>>>

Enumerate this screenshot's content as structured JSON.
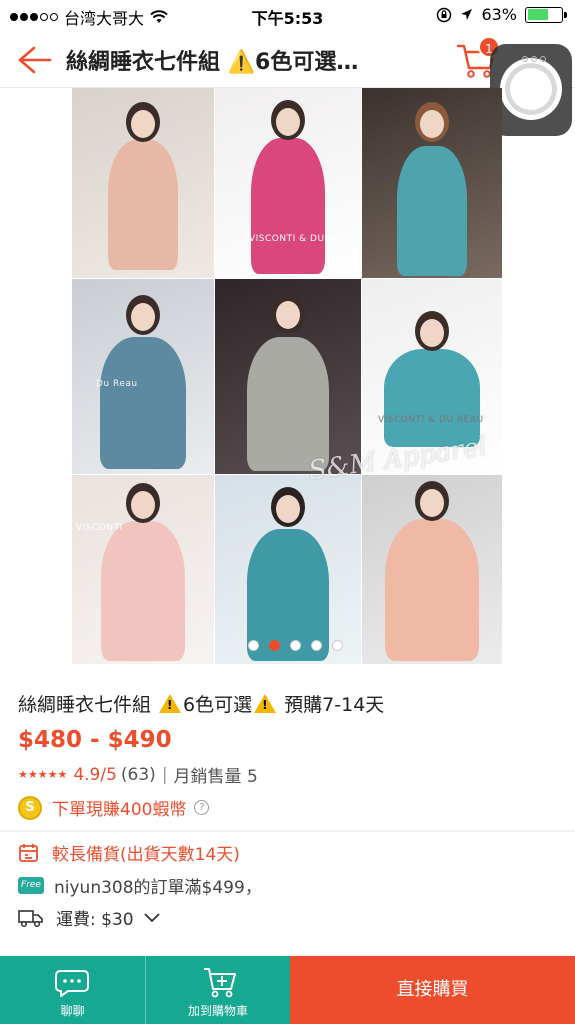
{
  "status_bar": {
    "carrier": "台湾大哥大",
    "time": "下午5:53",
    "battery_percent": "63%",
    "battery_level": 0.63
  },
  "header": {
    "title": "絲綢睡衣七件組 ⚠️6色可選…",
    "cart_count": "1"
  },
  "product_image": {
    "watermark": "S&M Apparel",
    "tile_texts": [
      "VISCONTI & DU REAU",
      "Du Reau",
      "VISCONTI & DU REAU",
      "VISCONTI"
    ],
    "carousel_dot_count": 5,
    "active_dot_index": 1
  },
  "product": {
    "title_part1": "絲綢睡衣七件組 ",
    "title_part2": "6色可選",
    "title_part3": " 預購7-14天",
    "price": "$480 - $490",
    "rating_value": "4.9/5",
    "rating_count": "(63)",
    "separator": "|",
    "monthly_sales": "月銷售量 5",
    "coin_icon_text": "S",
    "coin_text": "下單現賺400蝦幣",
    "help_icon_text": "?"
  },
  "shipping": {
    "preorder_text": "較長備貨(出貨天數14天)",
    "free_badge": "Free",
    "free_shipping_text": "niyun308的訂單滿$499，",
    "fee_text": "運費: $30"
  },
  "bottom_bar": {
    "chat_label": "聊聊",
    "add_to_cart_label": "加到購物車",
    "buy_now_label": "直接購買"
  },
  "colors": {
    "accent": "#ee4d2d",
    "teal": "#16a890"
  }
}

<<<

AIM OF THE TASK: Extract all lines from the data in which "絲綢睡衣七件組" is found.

FINISHED TASK:
    "title": "絲綢睡衣七件組 ⚠️6色可選…",
    "title_part1": "絲綢睡衣七件組 ",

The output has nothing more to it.